10 Ways to Create a COVID-Free Winter Workplace
If you’ve ever worked outside during winter, you know it can be a beast. Biting winds, blinding snow and sub-zero temperatures add new risks to your workday. And now with COVID, those risks have multiplied. To help keep you and your crews safe this winter, we’ve put together a list of 10 ways to combat cold stress and COVID on the job site.
- Keep an eye on hands and feet. This is where hypothermia and frostbite will appear first. Hand warmers, toe warmers and insulated insoles are essential. If any of these symptoms present, get into a warm location, remove wet clothing and drink something warm until medical help arrives.
- Loss of coordination
- Bluish skin
- Slowed breathing
- Loss of consciousness
- Blue waxy skin
- Wear insulating outdoor workwear. If layering, use these guidelines:
- Inner layer: moisture-wicking wool, silk or synthetic
- Middle layer: insulating wool or synthetic
- Outer layer: rain- and windproof outwear, preferably with ventilation
- Limit headcount for indoor workspaces, like job site trailers. Place disposable face masks and hand sanitizer at entrances. Keep windows and doors cracked for good airflow.
- Implement multiple work shifts to lower viral transmission risk. Adopt staggered work schedules (providing alternating workdays and multiple shifts, etc.) and assign the same workers to the same shifts. Use partitions or tarps to create socially distanced work zones OSHA’s Work/Warm-Up Guidelines for a Four-Hour Shift [CLICK HERE]
- Issue each worker his or her own personal safety gear, including jackets, vests, hard hats, eye and ear protection, hand warmers, balaclavas, hand sanitizer and winter footwear.
- Clean and disinfect high-touch surfaces before and after each shift using antimicrobial detergents and disinfectants. Think shared tools, handrails, portable heaters, warmers, coffeemakers, shovels, scrapers, doorknobs and time clocks. tarps and worksite lighting.
- Replace face masks and respirators when wet, soiled or visibly contaminated. Respiratory protective gear loses effectiveness when compromised.
- Winterize cleaners and disinfectants. Most are liquids and will freeze around 32°F. If you notice this happening, mix in a small amount of propylene glycol at a ratio between 1:20 to 1:40. This clear, biodegradable organic solvent is often used in foods and is considered safe for all surfaces.
Key Times to Sanitize Hands
- Before and after shifts and breaks
- After nose blowing, coughing or sneezing
- After restroom use
- Before and after eating
- After touching shared objects (tools, equipment, etc.)
- Before putting on/after taking off PPE
- Clean and disinfect vehicles, equipment and tech devices before and after each shift.

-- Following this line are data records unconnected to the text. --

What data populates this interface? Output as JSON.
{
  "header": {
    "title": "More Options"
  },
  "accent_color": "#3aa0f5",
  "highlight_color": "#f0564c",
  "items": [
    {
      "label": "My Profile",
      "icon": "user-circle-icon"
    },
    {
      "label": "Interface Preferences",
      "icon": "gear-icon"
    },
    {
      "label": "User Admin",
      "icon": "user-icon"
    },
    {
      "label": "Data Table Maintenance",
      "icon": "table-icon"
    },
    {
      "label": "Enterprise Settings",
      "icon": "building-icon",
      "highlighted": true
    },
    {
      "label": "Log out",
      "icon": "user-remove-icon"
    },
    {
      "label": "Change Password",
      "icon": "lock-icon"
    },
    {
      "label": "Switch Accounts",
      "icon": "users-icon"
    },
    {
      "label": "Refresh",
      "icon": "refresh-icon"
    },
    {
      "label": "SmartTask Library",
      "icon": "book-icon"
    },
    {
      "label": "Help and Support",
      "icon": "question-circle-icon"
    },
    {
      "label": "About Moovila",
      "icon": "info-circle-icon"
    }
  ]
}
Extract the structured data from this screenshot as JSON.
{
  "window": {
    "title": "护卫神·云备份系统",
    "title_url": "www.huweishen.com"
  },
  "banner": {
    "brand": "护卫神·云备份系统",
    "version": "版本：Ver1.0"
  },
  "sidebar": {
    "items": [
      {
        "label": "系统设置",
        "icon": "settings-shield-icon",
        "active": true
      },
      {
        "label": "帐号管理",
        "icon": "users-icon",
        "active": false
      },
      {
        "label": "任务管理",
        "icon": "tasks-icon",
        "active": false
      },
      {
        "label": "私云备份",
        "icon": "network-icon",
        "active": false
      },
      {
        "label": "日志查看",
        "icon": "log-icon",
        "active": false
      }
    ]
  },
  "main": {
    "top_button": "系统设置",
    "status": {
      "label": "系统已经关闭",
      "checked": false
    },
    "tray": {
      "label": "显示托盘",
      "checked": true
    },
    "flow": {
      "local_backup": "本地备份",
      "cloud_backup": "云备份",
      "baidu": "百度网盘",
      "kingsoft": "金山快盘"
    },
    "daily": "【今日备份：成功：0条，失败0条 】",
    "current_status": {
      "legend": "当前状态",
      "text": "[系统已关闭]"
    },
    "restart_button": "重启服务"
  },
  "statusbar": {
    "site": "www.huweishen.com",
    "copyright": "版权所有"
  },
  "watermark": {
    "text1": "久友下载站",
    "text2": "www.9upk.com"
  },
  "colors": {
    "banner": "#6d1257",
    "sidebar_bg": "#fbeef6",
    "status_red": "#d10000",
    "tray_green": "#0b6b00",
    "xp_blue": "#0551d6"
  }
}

Wearing disposable gloves and a face mask, clean non-porous surfaces (key fob, steering wheel, seats, arm rests, door handles, etc.) and soft, porous surfaces like fabric seats. If surfaces are grimy, clean with an antimicrobial detergent or soap prior to disinfecting with an antimicrobial disinfectant. For tech devices, consider installing a wipeable cover and disinfect with 70 percent alcohol-based wipes or sprays.
EPA-Approved COVID-19 Detergents and Soaps
EPA-Approved COVID-19 Disinfectants
Rethink Crew Transportation
- Drive to worksites individually
- Distance yourself from others in vehicles
- Keep all vehicle windows open
- Set air intake to “fresh air” instead of “recirc”
Feeling a bit overwhelmed by COVID prevention at your job site? You’re not alone. Reach out to the Workplace Safety Experts at Conney Safety. Whether you need employee training, a customized safety plan or a complete hazard analysis, our experienced team of Certified Safety Professionals can help as little or as much as you like. We’re always ready to help.
The Conney Safety Workplace Safety Experts
Information in this article is sourced from the Conney Safety consulting team, as well as the CDC, EPA and OSHA.